“I am not comfortable with this conversation.” Everyone stopped and looked at me. No one said a word for a minute. Finally, I asked, “I mean, what do you say about me when I’m not here?” One of the keepers answered me with a nonchalant comment about no one talking bad about me. That wasn’t enough. Plus, I didn’t quite believe them (it’s probably true, though, I’m at the stage in life where I realize no one is thinking about you…it’s only YOU thinking about you). So I pressed them, “And what would you tell that person if they asked that same question? What would you say if they asked what was being said behind their backs?”

This conversation took all of my courage. I wish it had gone as well as Mónica’s simulation.

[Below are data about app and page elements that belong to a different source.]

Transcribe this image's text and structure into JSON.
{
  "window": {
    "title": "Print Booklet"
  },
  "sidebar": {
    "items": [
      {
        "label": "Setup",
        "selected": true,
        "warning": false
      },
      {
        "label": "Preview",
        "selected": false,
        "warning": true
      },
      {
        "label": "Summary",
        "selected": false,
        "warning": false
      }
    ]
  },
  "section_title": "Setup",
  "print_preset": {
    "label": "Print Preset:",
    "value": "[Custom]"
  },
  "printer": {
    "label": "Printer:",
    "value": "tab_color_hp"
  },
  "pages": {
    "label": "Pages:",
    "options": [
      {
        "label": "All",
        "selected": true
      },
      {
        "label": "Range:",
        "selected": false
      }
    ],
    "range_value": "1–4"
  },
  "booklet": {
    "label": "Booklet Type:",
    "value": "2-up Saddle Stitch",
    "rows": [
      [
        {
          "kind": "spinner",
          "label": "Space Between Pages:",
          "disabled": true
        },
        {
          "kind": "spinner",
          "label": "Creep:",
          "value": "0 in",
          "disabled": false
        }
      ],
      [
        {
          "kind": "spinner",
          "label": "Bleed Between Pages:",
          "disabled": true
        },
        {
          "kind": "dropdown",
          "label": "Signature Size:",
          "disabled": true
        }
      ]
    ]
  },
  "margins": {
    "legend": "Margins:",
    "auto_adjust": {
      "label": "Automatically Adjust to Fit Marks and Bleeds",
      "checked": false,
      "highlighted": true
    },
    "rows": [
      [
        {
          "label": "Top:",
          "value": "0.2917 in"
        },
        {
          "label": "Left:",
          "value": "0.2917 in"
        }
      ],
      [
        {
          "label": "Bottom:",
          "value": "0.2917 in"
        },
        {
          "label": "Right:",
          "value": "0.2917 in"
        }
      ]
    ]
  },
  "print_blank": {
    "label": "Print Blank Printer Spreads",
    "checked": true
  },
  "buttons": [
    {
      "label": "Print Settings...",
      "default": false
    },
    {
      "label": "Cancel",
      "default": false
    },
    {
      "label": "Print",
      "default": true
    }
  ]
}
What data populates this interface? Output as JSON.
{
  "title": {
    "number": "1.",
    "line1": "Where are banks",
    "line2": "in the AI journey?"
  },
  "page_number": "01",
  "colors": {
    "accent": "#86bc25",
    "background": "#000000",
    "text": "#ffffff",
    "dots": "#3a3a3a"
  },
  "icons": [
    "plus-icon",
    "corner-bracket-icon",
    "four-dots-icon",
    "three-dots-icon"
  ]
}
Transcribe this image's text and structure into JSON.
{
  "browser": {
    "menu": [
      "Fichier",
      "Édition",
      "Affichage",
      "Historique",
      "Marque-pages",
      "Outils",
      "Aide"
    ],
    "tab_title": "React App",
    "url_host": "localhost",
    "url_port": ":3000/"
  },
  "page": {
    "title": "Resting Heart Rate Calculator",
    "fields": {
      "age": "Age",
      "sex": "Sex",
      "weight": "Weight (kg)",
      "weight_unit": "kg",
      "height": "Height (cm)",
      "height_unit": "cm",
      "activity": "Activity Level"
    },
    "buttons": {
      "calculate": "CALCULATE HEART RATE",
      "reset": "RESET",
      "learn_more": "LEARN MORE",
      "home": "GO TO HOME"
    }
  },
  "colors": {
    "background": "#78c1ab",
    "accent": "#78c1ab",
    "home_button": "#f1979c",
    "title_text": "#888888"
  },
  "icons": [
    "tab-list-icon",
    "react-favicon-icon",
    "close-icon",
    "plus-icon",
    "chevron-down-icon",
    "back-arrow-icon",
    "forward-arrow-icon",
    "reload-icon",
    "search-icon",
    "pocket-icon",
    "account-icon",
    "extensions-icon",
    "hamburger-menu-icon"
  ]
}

After the older gentleman said, “I am not comfortable with this conversation,” no one in the group paid attention to the jokester anymore, and the team went on to complete their assignment successfully. I didn’t experience a huge turnaround in attitude at my workplace, but at least people didn’t gossip around me anymore. I had plenty of fun and engaging conversations, played games, and watched movies, but talking about other co-workers was not something I tolerated. If nothing else, I gained a reputation for getting along with EVERYONE on the team, not just certain crowds.

Photo Credit: Mihai Surdu (Unsplash)

Why am I bringing this up? Because one of the biggest drivers of compassion fatigue and burnout is a toxic work environment. And toxicity in the workplace SUCKS, I know it does. But there are some small things we can do to make it just a smidge less toxic. Speaking up and saying “I’m not comfortable with this conversation” is a huge deal. And it might be just the nudge your team, management, or even your friends at work, need to steer conversations and attitudes back in the right direction.

It’s not going to happen overnight. You’re not going to speak up one day, and then the next day everything is rainbows and roses. But it is a spark. And as I talk about in the Zoo-notable, it’s a step towards building bridges– creating a safe place for everyone at the workplace, not just the powerful and outspoken.

As John Lewis asked the nation: “If not you, then who? And if not now, then when?”

Photo Credit: Gautam Krishnan (Unsplash)

3 Responses

  1. Thank you! This was great! Speaking up is hard to do and I always shake and worry afterwards, but it is important to do. People do respect you for it, because they know inside they were doing something wrong. (but they will never admit it publicly)

  2. I love this post for so many reasons! “I’m not comfortable with the conversation.” , will now be a part of my permanent repertoire! Thanks, Patty!

  3. I love this! Thanks for giving me this sentence. It is not judgmental. It just states how the person using it feels, so it isn’t threatening. Brilliant!

Leave a Reply

Your email address will not be published. Required fields are marked *

This site uses Akismet to reduce spam. Learn how your comment data is processed.